◆ **Working data**
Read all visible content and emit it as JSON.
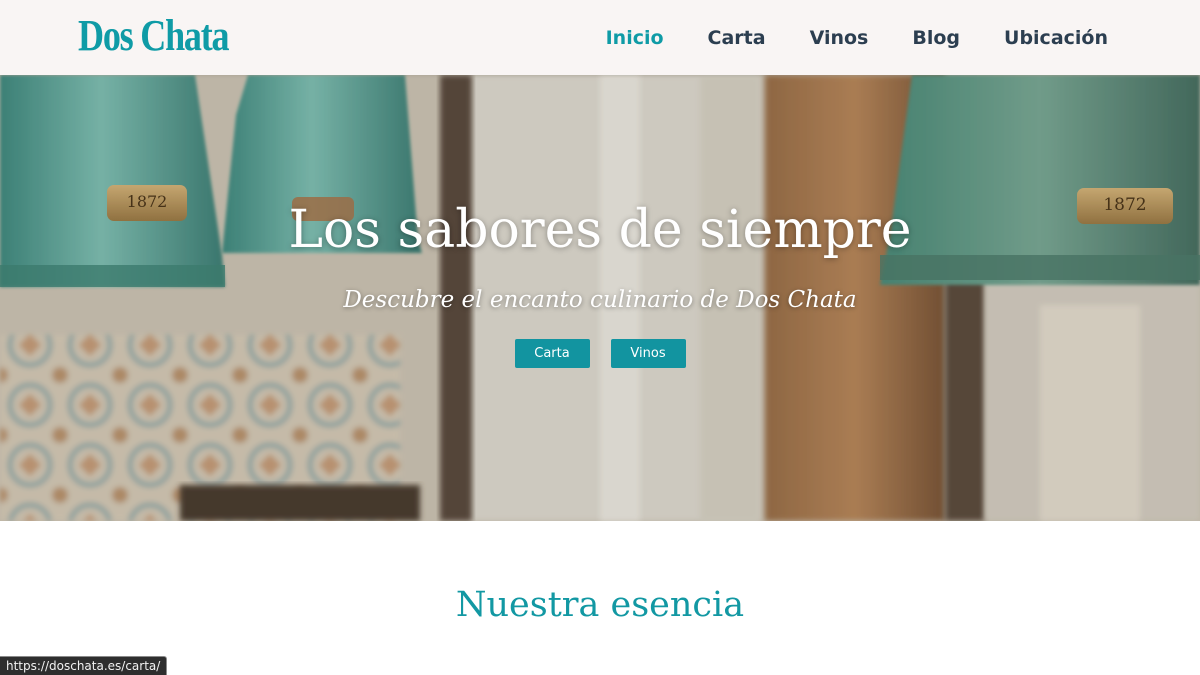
{
  "brand": {
    "logo_text": "Dos Chata",
    "accent_color": "#0f9ba6"
  },
  "nav": {
    "items": [
      {
        "label": "Inicio",
        "active": true
      },
      {
        "label": "Carta",
        "active": false
      },
      {
        "label": "Vinos",
        "active": false
      },
      {
        "label": "Blog",
        "active": false
      },
      {
        "label": "Ubicación",
        "active": false
      }
    ]
  },
  "hero": {
    "title": "Los sabores de siempre",
    "subtitle": "Descubre el encanto culinario de Dos Chata",
    "buttons": [
      {
        "label": "Carta"
      },
      {
        "label": "Vinos"
      }
    ],
    "lamp_plate_text": "1872"
  },
  "section": {
    "title": "Nuestra esencia"
  },
  "status_bar": {
    "url": "https://doschata.es/carta/"
  }
}
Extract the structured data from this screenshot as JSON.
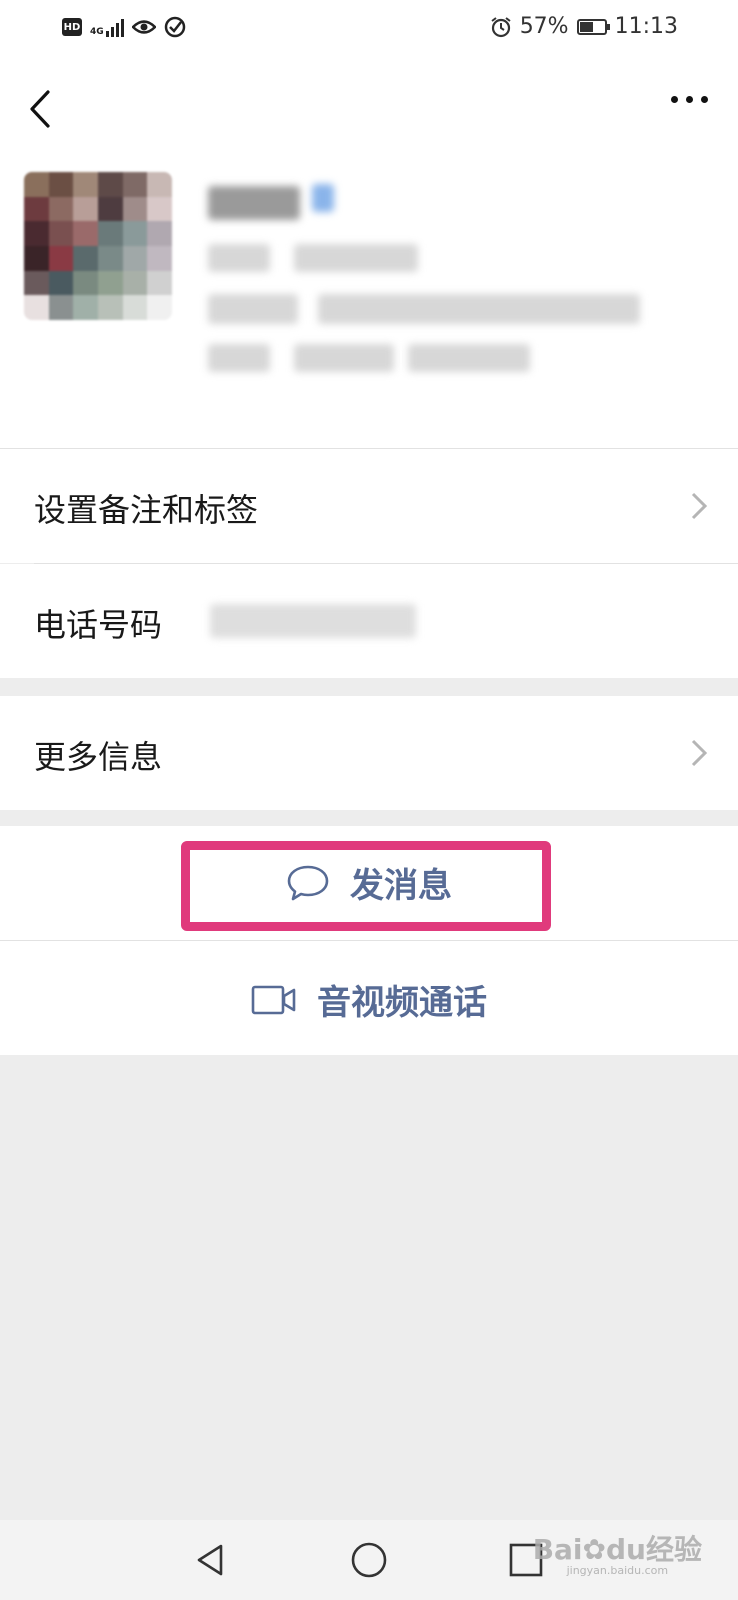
{
  "status_bar": {
    "hd": "HD",
    "network": "4G",
    "battery_text": "57%",
    "battery_level": 0.57,
    "time": "11:13"
  },
  "header": {
    "back_icon": "chevron-left-icon",
    "more_icon": "more-dots-icon"
  },
  "profile": {
    "avatar": "avatar-pixelated"
  },
  "rows": {
    "remark_tags": {
      "label": "设置备注和标签",
      "icon": "chevron-right-icon"
    },
    "phone": {
      "label": "电话号码"
    },
    "more_info": {
      "label": "更多信息",
      "icon": "chevron-right-icon"
    }
  },
  "actions": {
    "send_message": {
      "label": "发消息",
      "icon": "chat-bubble-icon"
    },
    "video_call": {
      "label": "音视频通话",
      "icon": "video-camera-icon"
    }
  },
  "watermark": {
    "brand": "Bai",
    "brand2": "du",
    "brand3": "经验",
    "url": "jingyan.baidu.com"
  },
  "colors": {
    "link_blue": "#576b95",
    "highlight": "#e03a7c",
    "background": "#ededed"
  }
}
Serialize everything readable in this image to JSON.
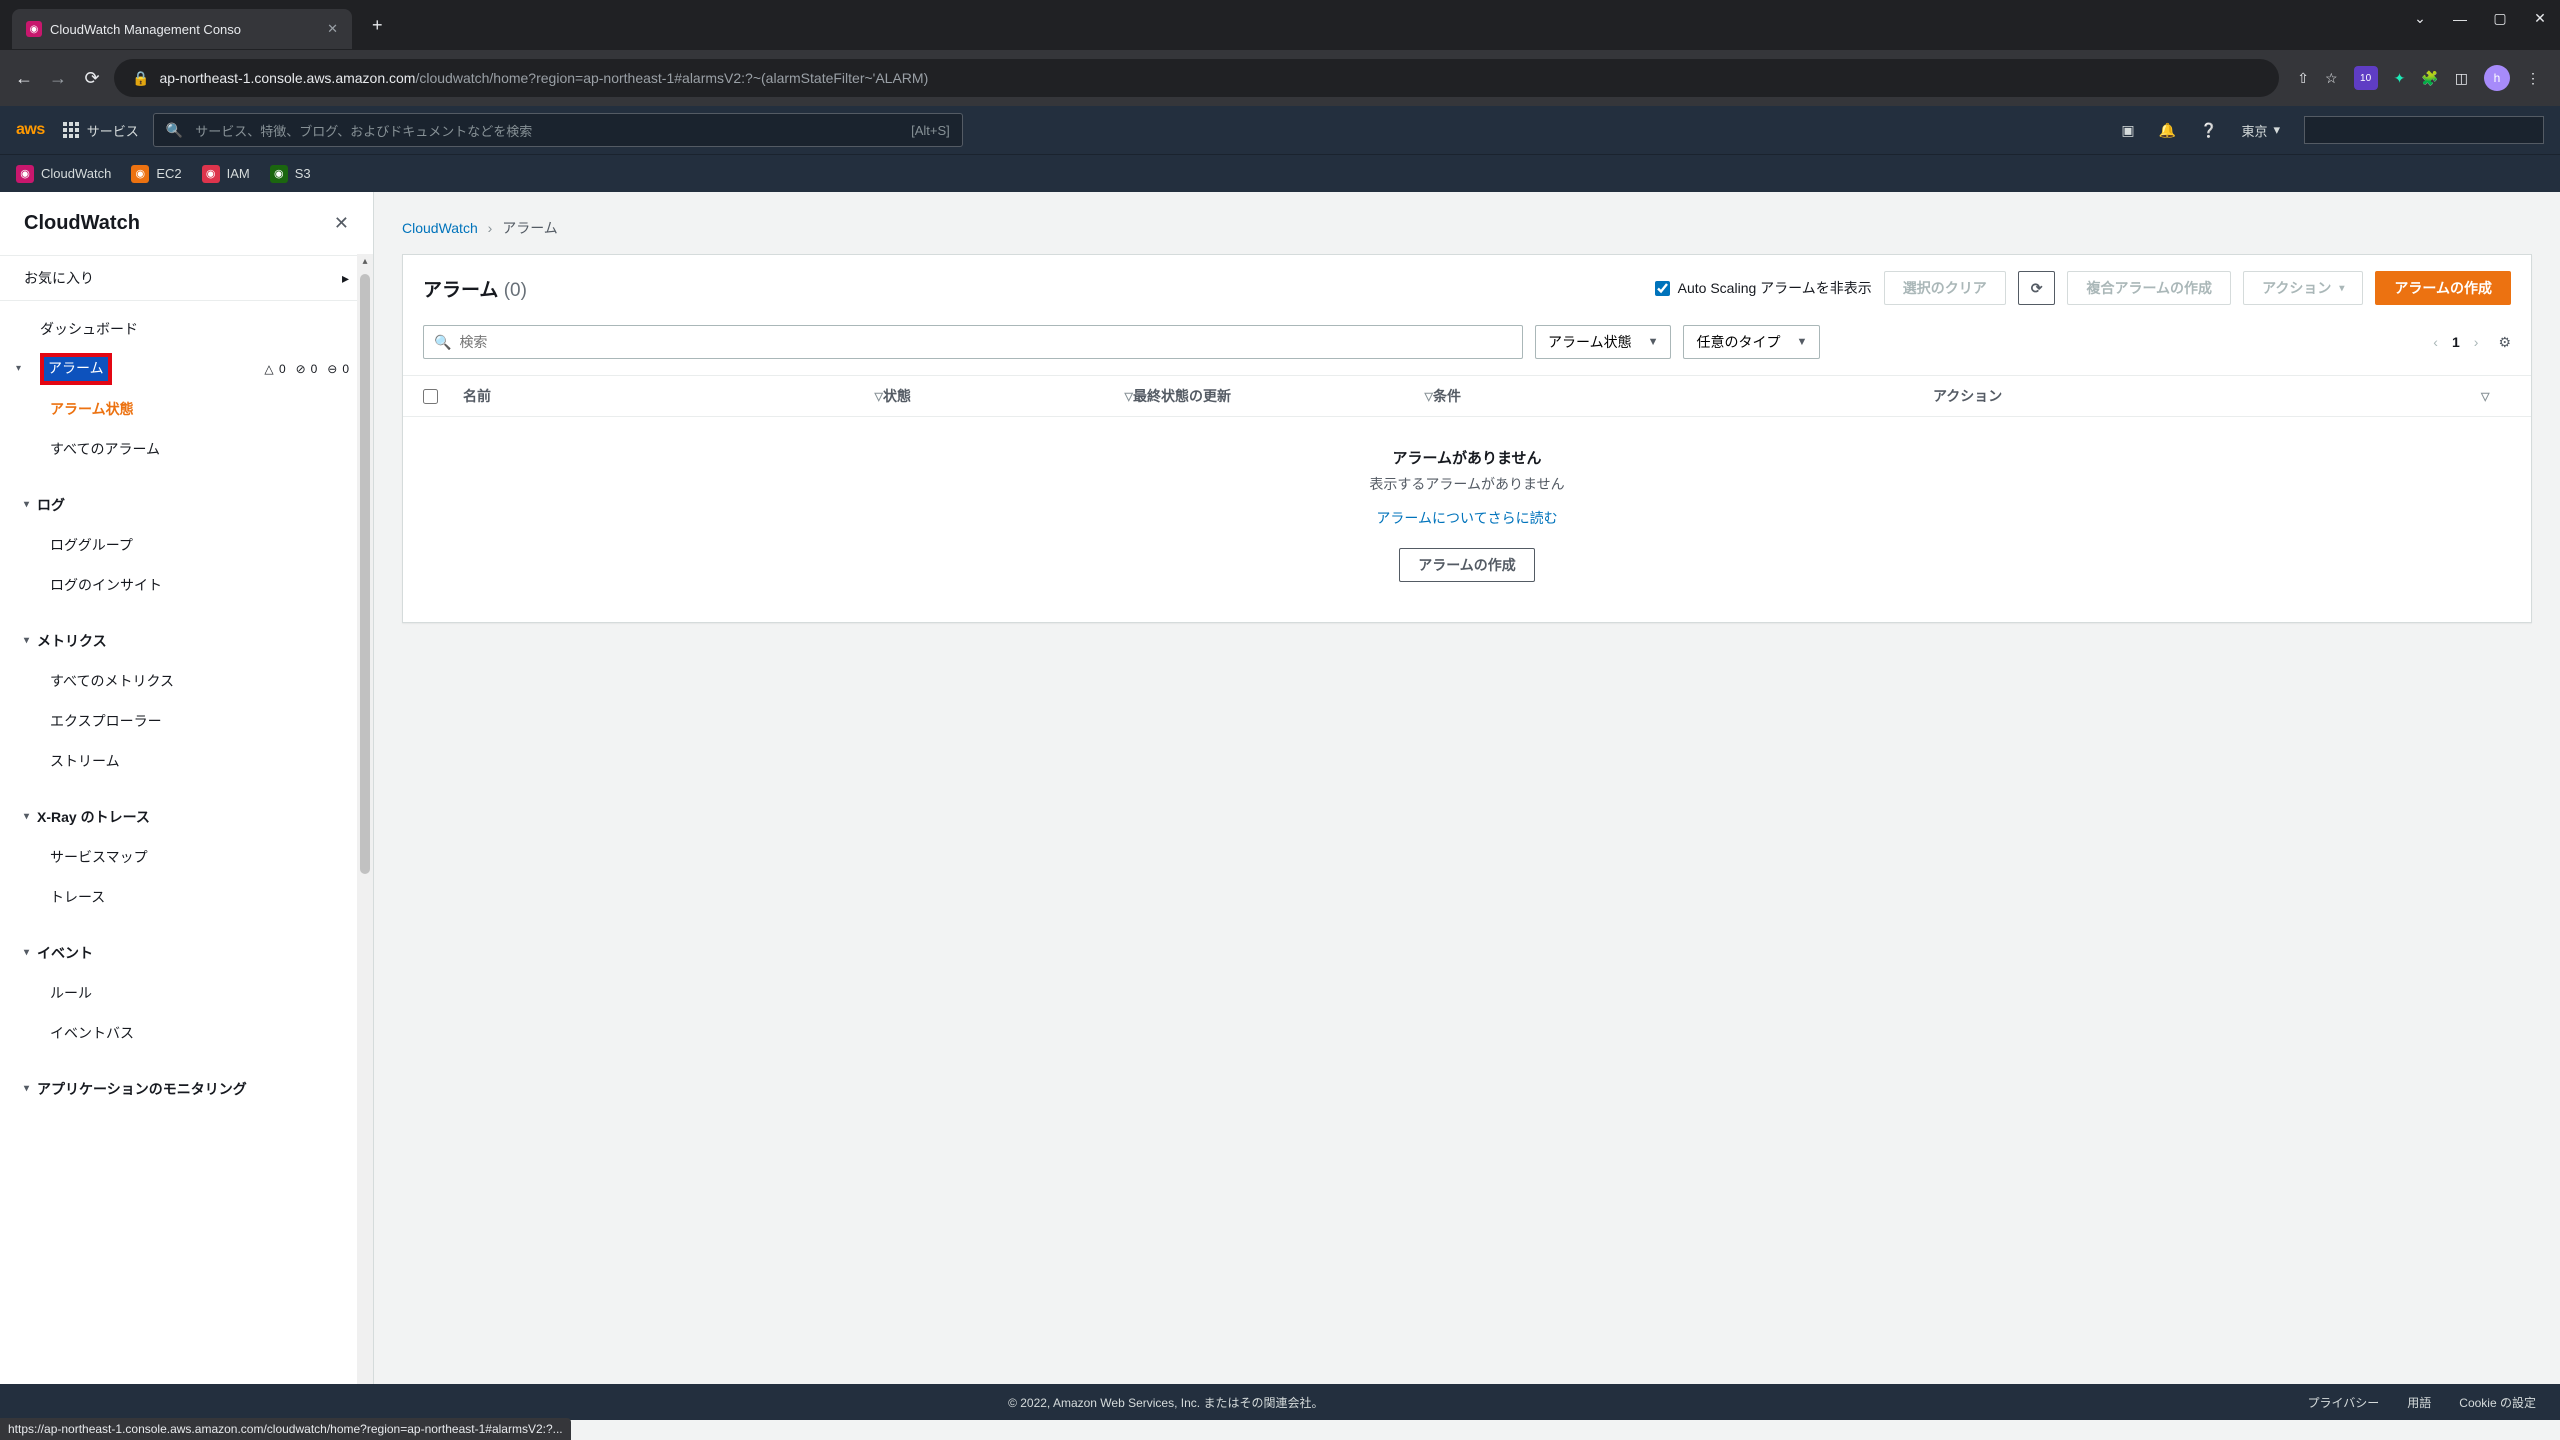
{
  "browser": {
    "tab_title": "CloudWatch Management Conso",
    "url_host": "ap-northeast-1.console.aws.amazon.com",
    "url_path": "/cloudwatch/home?region=ap-northeast-1#alarmsV2:?~(alarmStateFilter~'ALARM)",
    "avatar_initial": "h",
    "ext_badge": "10",
    "window_min": "—",
    "window_max": "▢",
    "window_close": "✕",
    "status_url": "https://ap-northeast-1.console.aws.amazon.com/cloudwatch/home?region=ap-northeast-1#alarmsV2:?..."
  },
  "aws_header": {
    "logo": "aws",
    "services": "サービス",
    "search_placeholder": "サービス、特徴、ブログ、およびドキュメントなどを検索",
    "search_shortcut": "[Alt+S]",
    "region": "東京",
    "favorites": [
      {
        "label": "CloudWatch",
        "color": "#c8176d"
      },
      {
        "label": "EC2",
        "color": "#ec7211"
      },
      {
        "label": "IAM",
        "color": "#dd344c"
      },
      {
        "label": "S3",
        "color": "#1b660f"
      }
    ]
  },
  "sidebar": {
    "title": "CloudWatch",
    "favorites_label": "お気に入り",
    "dashboard": "ダッシュボード",
    "alarm_group": "アラーム",
    "alarm_counts": {
      "warn": "0",
      "ok": "0",
      "insuf": "0"
    },
    "alarm_state": "アラーム状態",
    "all_alarms": "すべてのアラーム",
    "log_group": "ログ",
    "log_groups": "ロググループ",
    "log_insights": "ログのインサイト",
    "metrics_group": "メトリクス",
    "all_metrics": "すべてのメトリクス",
    "explorer": "エクスプローラー",
    "stream": "ストリーム",
    "xray_group": "X-Ray のトレース",
    "service_map": "サービスマップ",
    "trace": "トレース",
    "event_group": "イベント",
    "rule": "ルール",
    "event_bus": "イベントバス",
    "app_monitoring": "アプリケーションのモニタリング"
  },
  "breadcrumb": {
    "root": "CloudWatch",
    "current": "アラーム"
  },
  "panel": {
    "title": "アラーム",
    "count": "(0)",
    "hide_autoscaling": "Auto Scaling アラームを非表示",
    "clear_selection": "選択のクリア",
    "composite_alarm": "複合アラームの作成",
    "actions": "アクション",
    "create_alarm": "アラームの作成",
    "search_placeholder": "検索",
    "filter_state": "アラーム状態",
    "filter_type": "任意のタイプ",
    "page": "1",
    "columns": {
      "name": "名前",
      "state": "状態",
      "updated": "最終状態の更新",
      "condition": "条件",
      "actions": "アクション"
    },
    "empty": {
      "title": "アラームがありません",
      "subtitle": "表示するアラームがありません",
      "link": "アラームについてさらに読む",
      "button": "アラームの作成"
    }
  },
  "footer": {
    "copyright": "© 2022, Amazon Web Services, Inc. またはその関連会社。",
    "privacy": "プライバシー",
    "terms": "用語",
    "cookie": "Cookie の設定"
  }
}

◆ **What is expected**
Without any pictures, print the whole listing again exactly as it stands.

◆ **Exercise response**
Read all visible content and emit it as JSON.
{
  "brand": {
    "logo_text": "Dos Chata",
    "accent_color": "#0f9ba6"
  },
  "nav": {
    "items": [
      {
        "label": "Inicio",
        "active": true
      },
      {
        "label": "Carta",
        "active": false
      },
      {
        "label": "Vinos",
        "active": false
      },
      {
        "label": "Blog",
        "active": false
      },
      {
        "label": "Ubicación",
        "active": false
      }
    ]
  },
  "hero": {
    "title": "Los sabores de siempre",
    "subtitle": "Descubre el encanto culinario de Dos Chata",
    "buttons": [
      {
        "label": "Carta"
      },
      {
        "label": "Vinos"
      }
    ],
    "lamp_plate_text": "1872"
  },
  "section": {
    "title": "Nuestra esencia"
  },
  "status_bar": {
    "url": "https://doschata.es/carta/"
  }
}
Extract the structured data from this screenshot as JSON.
{
  "status_bar": {
    "hd": "HD",
    "network": "4G",
    "battery_text": "57%",
    "battery_level": 0.57,
    "time": "11:13"
  },
  "header": {
    "back_icon": "chevron-left-icon",
    "more_icon": "more-dots-icon"
  },
  "profile": {
    "avatar": "avatar-pixelated"
  },
  "rows": {
    "remark_tags": {
      "label": "设置备注和标签",
      "icon": "chevron-right-icon"
    },
    "phone": {
      "label": "电话号码"
    },
    "more_info": {
      "label": "更多信息",
      "icon": "chevron-right-icon"
    }
  },
  "actions": {
    "send_message": {
      "label": "发消息",
      "icon": "chat-bubble-icon"
    },
    "video_call": {
      "label": "音视频通话",
      "icon": "video-camera-icon"
    }
  },
  "watermark": {
    "brand": "Bai",
    "brand2": "du",
    "brand3": "经验",
    "url": "jingyan.baidu.com"
  },
  "colors": {
    "link_blue": "#576b95",
    "highlight": "#e03a7c",
    "background": "#ededed"
  }
}
Serialize everything readable in this image to JSON.
{
  "browser": {
    "tab_title": "CloudWatch Management Conso",
    "url_host": "ap-northeast-1.console.aws.amazon.com",
    "url_path": "/cloudwatch/home?region=ap-northeast-1#alarmsV2:?~(alarmStateFilter~'ALARM)",
    "avatar_initial": "h",
    "ext_badge": "10",
    "window_min": "—",
    "window_max": "▢",
    "window_close": "✕",
    "status_url": "https://ap-northeast-1.console.aws.amazon.com/cloudwatch/home?region=ap-northeast-1#alarmsV2:?..."
  },
  "aws_header": {
    "logo": "aws",
    "services": "サービス",
    "search_placeholder": "サービス、特徴、ブログ、およびドキュメントなどを検索",
    "search_shortcut": "[Alt+S]",
    "region": "東京",
    "favorites": [
      {
        "label": "CloudWatch",
        "color": "#c8176d"
      },
      {
        "label": "EC2",
        "color": "#ec7211"
      },
      {
        "label": "IAM",
        "color": "#dd344c"
      },
      {
        "label": "S3",
        "color": "#1b660f"
      }
    ]
  },
  "sidebar": {
    "title": "CloudWatch",
    "favorites_label": "お気に入り",
    "dashboard": "ダッシュボード",
    "alarm_group": "アラーム",
    "alarm_counts": {
      "warn": "0",
      "ok": "0",
      "insuf": "0"
    },
    "alarm_state": "アラーム状態",
    "all_alarms": "すべてのアラーム",
    "log_group": "ログ",
    "log_groups": "ロググループ",
    "log_insights": "ログのインサイト",
    "metrics_group": "メトリクス",
    "all_metrics": "すべてのメトリクス",
    "explorer": "エクスプローラー",
    "stream": "ストリーム",
    "xray_group": "X-Ray のトレース",
    "service_map": "サービスマップ",
    "trace": "トレース",
    "event_group": "イベント",
    "rule": "ルール",
    "event_bus": "イベントバス",
    "app_monitoring": "アプリケーションのモニタリング"
  },
  "breadcrumb": {
    "root": "CloudWatch",
    "current": "アラーム"
  },
  "panel": {
    "title": "アラーム",
    "count": "(0)",
    "hide_autoscaling": "Auto Scaling アラームを非表示",
    "clear_selection": "選択のクリア",
    "composite_alarm": "複合アラームの作成",
    "actions": "アクション",
    "create_alarm": "アラームの作成",
    "search_placeholder": "検索",
    "filter_state": "アラーム状態",
    "filter_type": "任意のタイプ",
    "page": "1",
    "columns": {
      "name": "名前",
      "state": "状態",
      "updated": "最終状態の更新",
      "condition": "条件",
      "actions": "アクション"
    },
    "empty": {
      "title": "アラームがありません",
      "subtitle": "表示するアラームがありません",
      "link": "アラームについてさらに読む",
      "button": "アラームの作成"
    }
  },
  "footer": {
    "copyright": "© 2022, Amazon Web Services, Inc. またはその関連会社。",
    "privacy": "プライバシー",
    "terms": "用語",
    "cookie": "Cookie の設定"
  }
}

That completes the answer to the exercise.